  • I’ve been promiscuously flipping back and forth between Rdio, Spotify, Google Music and Apple Music subscriptions to stream music into the office. The the arrival of an Apple TV developer box a month ago, I’ve settled on Apple Music for the time-being; I eagerly await the arrival of the Android Apple Music app as a result.
  • Podcasts in my Pocket Casts app on my phone in regular rotation: This American Life, Serial, Radiolab, Planet Money, 99% Invisible, Invisibilia, WTF, StartUp, Reply All, Canadaland, Mystery Show, and Kermode & Mayo’s BBC Film Reviews. Pocket Casts, by the way, is a great podcast app for Android that gets better with every release.
  • The WTF episode featuring an interview with James Taylor was gripping. I had no idea Taylor had lived such an interesting life.

Pointing and Clicking

  • I’ve switched, at least for a few months of testing, from my stalwart text editor, BBEdit, to using Sublime Text. The transition was mostly smooth, and I really like the Git integration in Sublime Text. I’ve not 100% the switch will stick, but signs are good.
  • Apps on my Android phone’s home screen: shortcut to call Catherine’s mobile, Tiny Tiny RSS, Twitter, 1Password, Authenticator Plus, Gallery, Yatse, SeriesGuide, Google Calendar, Camera.
  • I managed to render my Moto G second generation useless the day before we left for Oslo (I tried to trim down a full-size SIM card and managed to get it stuck, and then managed to damage the screen while levering it out). Needing a phone for our trip, I simply replaced it with another Moto G from Staples (where they’re sold unlocked and are generally in stock). It’s not the perfect phone, but it’s relatively cheap (less than $300) and capable enough for almost everything I want to do with a phone. On occasion I lust for the sexiness of a iPhone 6S or a Nexus 6P, but I can’t imagine carrying around a phone that costs more than $1000 in my pocket.

On the End of Coop Energy

I have been a happy member and customer of Coop Energy for more than 20 years. The service has been great, the people friendly and helpful and, more than anything else, I’ve been happy to be able to purchase home heating oil from a cooperative enterprise.

And so I was dismayed to find, upon returning from vacation this week, that Coop Energy is no more: its assets have been taken over by Ultramar, which is a division of CST Brands, “the second-largest publicly traded fuel and convenience retailer in North America.”

Coop Energy Closing Letter

I’m not entirely sure I want to be a customer of Ultramar’s, and so yesterday I send an inquiry to the suppliers of home heating oil in Charlottetown – Kenmac, Island Petroleum, Bluewave, Irving and Ultramar – asking them about the services, their billing procedures, and, most importantly, their ownership structure.

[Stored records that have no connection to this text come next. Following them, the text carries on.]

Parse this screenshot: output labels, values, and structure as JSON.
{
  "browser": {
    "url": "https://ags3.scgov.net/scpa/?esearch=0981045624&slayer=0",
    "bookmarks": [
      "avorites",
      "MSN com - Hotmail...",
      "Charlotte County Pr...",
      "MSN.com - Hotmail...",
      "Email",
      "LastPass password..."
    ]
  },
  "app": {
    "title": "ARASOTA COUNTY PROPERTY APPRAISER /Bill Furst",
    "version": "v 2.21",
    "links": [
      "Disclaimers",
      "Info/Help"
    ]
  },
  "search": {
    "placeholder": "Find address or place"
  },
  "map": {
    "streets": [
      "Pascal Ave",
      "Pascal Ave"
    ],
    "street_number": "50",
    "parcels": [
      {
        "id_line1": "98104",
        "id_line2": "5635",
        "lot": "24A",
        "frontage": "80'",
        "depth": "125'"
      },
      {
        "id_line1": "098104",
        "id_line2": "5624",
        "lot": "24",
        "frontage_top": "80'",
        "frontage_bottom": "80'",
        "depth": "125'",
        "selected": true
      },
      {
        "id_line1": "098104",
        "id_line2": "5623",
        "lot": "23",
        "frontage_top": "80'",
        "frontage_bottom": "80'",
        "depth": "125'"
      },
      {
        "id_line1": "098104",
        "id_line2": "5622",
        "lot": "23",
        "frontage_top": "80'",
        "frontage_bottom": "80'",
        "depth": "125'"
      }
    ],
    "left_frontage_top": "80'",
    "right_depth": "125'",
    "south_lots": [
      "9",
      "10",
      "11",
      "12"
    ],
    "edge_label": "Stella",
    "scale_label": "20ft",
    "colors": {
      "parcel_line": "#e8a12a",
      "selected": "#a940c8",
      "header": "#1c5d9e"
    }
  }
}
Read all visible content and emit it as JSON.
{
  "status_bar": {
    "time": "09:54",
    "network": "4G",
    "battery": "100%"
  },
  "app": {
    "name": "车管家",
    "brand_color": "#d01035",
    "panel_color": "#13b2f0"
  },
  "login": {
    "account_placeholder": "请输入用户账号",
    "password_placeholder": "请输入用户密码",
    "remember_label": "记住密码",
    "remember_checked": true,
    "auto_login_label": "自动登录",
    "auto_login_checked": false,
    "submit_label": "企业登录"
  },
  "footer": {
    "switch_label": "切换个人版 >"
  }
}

So far the only company to respond has been Ultramar: I received a call this morning from a former Coop Energy employee, now presumably employed by Ultramar, from their New Brunswick office, offering to answer any questions or concerns I might have. She took great pains to reassure me that nothing would change: I would still call the same number, I would still be dealing with the same employees, the same discounts and rebates would apply.

My response was that while all of that might be true, from my perspective everything had changed, as Coop Energy was a coop and Ultramar is a branch of a large multinational corporation. She agreed that there wasn’t much she could do about that.

Of course it’s not like there’s anyone selling artisanal locally-produced home heating oil here in Charlottetown: they’re all dipping into the same well, so to speak. But I care about the way that businesses I purchase from are owned and operated, and home heating oil is by far and away the household expense I spend the most money on every year, so to the extent that’s it’s possible to exercise some influence through the kind of company I purchase from, I’d like to.  It can’t be a coop now, alas, but perhaps it doesn’t have to be a multinational either?

I welcome comments from customers of other providers here in Charlottetown (or from the providers themselves).